Azarenka wins Roland Garros opener in 'ridiculous' cold, fears player safety

Paris (AFP) –


Former world number one Victoria Azarenka believes the biting cold and steady rain at Roland Garros could cause serious injury after being forced to "sit like a duck" in weather conditions she blasted as "ridiculous" in her French Open first round tie.

The 31-year-old 10th seed eased past Danka Kovinic, the world number 74 from Montenegro, 6-1, 6-2 in just over an hour in a tie played out on an almost crowd-free Court Suzanne Lenglen due to coronavirus restrictions.

The US Open runner-up had been unhappy when rain fell steadily in the first set, adding to the misery of playing in 10 degrees (50F).

"This is getting a little ridiculous. It's eight degrees. I'm not waiting," said Azarenka, refusing to hang around courtside "sitting like ducks" as the supervisor came out to inspect conditions.

"It's too cold. I live in Florida, I'm used to hot weather."

After just 15 minutes, play was suspended.

However, the Belarusian regained her composure when the match resumed even if she did complete it wearing black leggings and a tracksuit top.

She will face 40-year-old Venus Williams or Anna Karolina Schmiedlova for a place in the last 32.

"I am glad to get it finished so I can watch the others struggle in this weather and rain," said Azarenka.

Later, she told reporters that she agreed with 12-time champion Rafael Nadal's belief that the chilly conditions of playing in the autumn, rather than the tournament's traditional May-June slot, as well as the heavier balls, brought fresh challenges.

"Does it increase the risk of players getting injured? Absolutely, I think that it does. But what's going to happen, I don't know. I don't really want to think about it," she said.

"I think after the tournament there should be some real good feedback and explanations and conversations with players, that's for a fact."

Despite her frustrations, Azarenka believes it was the right decision to go-ahead with the French Open four months later than planned in an eerie atmosphere not helped by a daily limit of just 1,000 fans on the site.

"I think it's a complicated question, it really is. I don't know if I've never really played in September in Paris. I've been here in October and I knew that it wasn't the best conditions to play tennis," she said.

"I think that the unfortunate part sometimes with the French Open is that there is no communications with players or the player council, so you kind of just make decision without consulting.

"Do I think it's better that the tournament is cancelled? I wouldn't particularly say so because I do believe that I want to play.
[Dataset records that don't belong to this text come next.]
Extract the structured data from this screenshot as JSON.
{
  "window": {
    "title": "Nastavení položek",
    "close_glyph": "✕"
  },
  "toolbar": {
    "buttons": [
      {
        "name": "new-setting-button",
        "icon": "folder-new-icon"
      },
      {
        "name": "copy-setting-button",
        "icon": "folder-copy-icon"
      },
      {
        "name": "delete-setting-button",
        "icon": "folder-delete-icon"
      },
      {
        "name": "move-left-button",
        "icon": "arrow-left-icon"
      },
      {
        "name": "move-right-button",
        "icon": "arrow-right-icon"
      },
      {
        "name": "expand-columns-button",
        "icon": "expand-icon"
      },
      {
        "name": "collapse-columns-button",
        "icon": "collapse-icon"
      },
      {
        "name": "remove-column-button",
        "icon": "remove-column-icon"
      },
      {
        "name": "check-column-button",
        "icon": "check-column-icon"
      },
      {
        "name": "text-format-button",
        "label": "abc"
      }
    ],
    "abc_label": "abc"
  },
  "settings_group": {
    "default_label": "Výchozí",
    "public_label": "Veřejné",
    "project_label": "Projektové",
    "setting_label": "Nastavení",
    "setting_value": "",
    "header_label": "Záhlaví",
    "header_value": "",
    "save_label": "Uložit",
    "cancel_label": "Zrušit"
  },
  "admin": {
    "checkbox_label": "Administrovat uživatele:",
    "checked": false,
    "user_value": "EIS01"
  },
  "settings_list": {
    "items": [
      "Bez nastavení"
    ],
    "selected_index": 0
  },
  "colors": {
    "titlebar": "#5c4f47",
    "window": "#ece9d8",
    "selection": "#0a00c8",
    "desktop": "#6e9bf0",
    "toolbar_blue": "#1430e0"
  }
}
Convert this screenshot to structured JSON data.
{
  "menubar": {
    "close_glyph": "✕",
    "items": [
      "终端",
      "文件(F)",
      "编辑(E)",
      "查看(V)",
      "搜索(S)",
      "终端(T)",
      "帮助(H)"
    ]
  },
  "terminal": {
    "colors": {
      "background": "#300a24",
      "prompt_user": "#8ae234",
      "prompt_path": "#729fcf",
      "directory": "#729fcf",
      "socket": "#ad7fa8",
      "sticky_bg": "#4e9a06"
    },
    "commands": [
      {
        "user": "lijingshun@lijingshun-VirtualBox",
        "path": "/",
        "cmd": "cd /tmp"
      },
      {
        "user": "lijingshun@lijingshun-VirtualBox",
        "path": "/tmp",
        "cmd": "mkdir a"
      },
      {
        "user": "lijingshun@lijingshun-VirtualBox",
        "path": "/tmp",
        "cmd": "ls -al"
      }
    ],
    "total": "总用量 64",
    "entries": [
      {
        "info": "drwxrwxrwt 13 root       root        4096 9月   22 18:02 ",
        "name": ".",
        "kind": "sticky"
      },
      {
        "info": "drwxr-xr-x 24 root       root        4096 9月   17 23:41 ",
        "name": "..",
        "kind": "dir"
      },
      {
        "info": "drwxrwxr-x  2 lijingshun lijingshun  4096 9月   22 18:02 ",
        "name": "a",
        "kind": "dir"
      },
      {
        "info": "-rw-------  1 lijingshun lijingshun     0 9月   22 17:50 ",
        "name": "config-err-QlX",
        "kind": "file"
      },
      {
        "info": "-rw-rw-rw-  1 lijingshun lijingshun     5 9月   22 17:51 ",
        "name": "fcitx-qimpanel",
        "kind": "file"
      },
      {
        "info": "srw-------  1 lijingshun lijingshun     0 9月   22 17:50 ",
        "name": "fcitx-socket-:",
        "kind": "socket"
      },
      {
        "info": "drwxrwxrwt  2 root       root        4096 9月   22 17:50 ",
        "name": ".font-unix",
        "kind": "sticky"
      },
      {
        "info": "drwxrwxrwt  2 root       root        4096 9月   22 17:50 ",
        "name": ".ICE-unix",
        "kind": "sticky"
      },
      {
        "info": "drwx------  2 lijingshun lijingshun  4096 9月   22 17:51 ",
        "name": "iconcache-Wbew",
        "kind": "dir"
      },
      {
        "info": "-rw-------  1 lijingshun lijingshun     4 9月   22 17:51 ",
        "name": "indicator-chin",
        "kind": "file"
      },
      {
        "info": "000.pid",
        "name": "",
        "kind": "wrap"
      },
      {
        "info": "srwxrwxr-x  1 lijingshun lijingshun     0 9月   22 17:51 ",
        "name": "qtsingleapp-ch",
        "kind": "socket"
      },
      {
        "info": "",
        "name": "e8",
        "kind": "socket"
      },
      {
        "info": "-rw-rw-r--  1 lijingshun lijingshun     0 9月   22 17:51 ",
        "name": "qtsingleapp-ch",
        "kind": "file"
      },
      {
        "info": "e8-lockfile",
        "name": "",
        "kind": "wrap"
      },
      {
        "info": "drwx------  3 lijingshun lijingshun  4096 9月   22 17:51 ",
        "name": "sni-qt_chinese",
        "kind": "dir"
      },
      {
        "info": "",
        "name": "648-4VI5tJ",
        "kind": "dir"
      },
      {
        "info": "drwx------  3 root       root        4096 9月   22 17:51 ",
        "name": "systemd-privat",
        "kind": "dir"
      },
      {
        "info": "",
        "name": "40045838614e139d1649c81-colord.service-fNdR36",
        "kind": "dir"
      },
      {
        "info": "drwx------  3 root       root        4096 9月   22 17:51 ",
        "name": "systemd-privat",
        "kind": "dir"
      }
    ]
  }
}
"Also I think lower-ranked players and doubles players have been hit pretty hard financially with the situation, so it's definitely a great opportunity to be able to have the tournament."